Flexure Design Using Metal Matrix Composite Materials: Nanopositioning ExampleAdvanced metal matrix composite (MMC) materials combine a metal and at least another part, such as a ceramic, to form a material with enhanced mechanical properties compared to traditional materials. An aluminium silicon carbide metal matrix material is investigated for compliant flexure design for nanopositioning systems. The material is up to 60% stiffer than traditional aluminum alloy with little to no increase in density. It is shown that the dynamic response of flexure-guided stages can be more easily tailored using the MMC. A flexure-based nanopositioner is designed to exhibit low cross-coupling behavior at high frequencies using the MMC. Finite element analysis (FEA) is used to guide the design process, and a prototype stage is created and evaluated. The measured dynamic response agrees with the FEA modeling; particularly, by using the MMC the actuation mode of the stage can be designed to occur before the out-of-plane modes. The improvement in performance of using the MMC outweighs the disadvantages that include increase cost of the material and lower manufacturability compared to traditional aluminum alloys. The stage is characterized to demonstrate the advantages of the material.
Using Frequency-Weighted Data Fusion to Improve the Performance of a Digital Charge AmplifierPiezoelectric actuators are the most common among a variety of smart actuators due to their high resolution, low power consumption and wide operating frequency but they suffer hysteresis which affects linearity. In this paper a novel digital charge amplifier is presented which reduces hysteresis and linearizes the piezoelectric actuator. A frequency-weighted data fusion algorithm uses a non-linear ARX model to remove drift and increase the bandwidth of digital charge amplifier. Experimental results are presented.
A Z-Scanner Design for High-Speed Scanning Probe MicroscopyA major challenge in high-speed Atomic Force Microscopy is the low vertical bandwidth of the Z-scanner feedback loop. The maximum vertical feedback bandwidth is limited by the first Z-axis resonance frequency of the scanner. In this article, the design of a fast Z-scanner for high-speed Atomic Force Microscopy is presented. The Z-scanner consists of a piezoelectric stack actuator and a diaphragm flexure. The flexure provides the necessary preload to the actuator to prevent it from getting damaged during high-speed scans. A finite-element-analysis based optimization method is used to achieve a high resonance frequency of about 60 kHz. A counterbalance is added to the Z-scanner to minimize the inertial effect which tends to cause vibrations in the lateral axes of the device. This mechanical design enabled us to achieve a closed-loop vertical control bandwidth of 6.5 kHz. This is significantly higher than the closed loop bandwidth of the commercial AFM in which this stage was tested. AFM images of a test grating with sharp corners were recorded at a resolution of 200 x 200 pixels at 10 Hz, 100 Hz and 200 Hz line rates without noticeable image artifacts due to insufficient vertical bandwidth and vibrations.

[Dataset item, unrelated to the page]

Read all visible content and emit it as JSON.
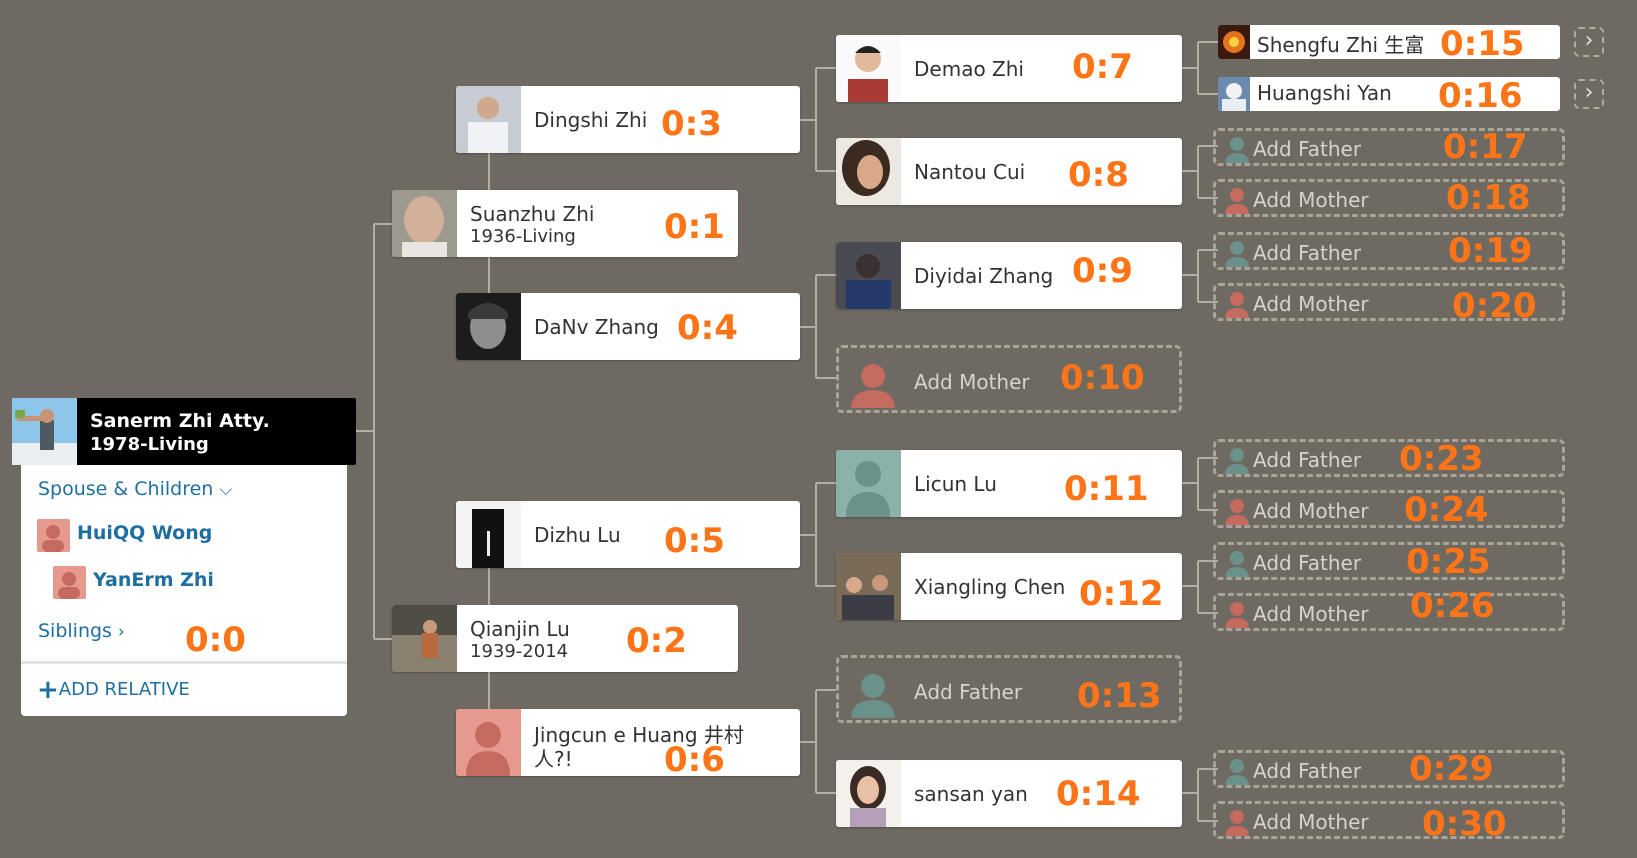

Estimating the Resolution of Nanopositioning Systems from Frequency Domain DataMechanical and electrical noise in nanopositioning systems is unavoidable and dictates the maximum positioning resolution. The proper specification of resolution is critical for defining the smallest possible dimensions in a manufacturing processes or the smallest measurable features in an imaging application. This article defines a standard for the reporting of resolution and demonstrates how this parameter can be measured and predicted from frequency domain data.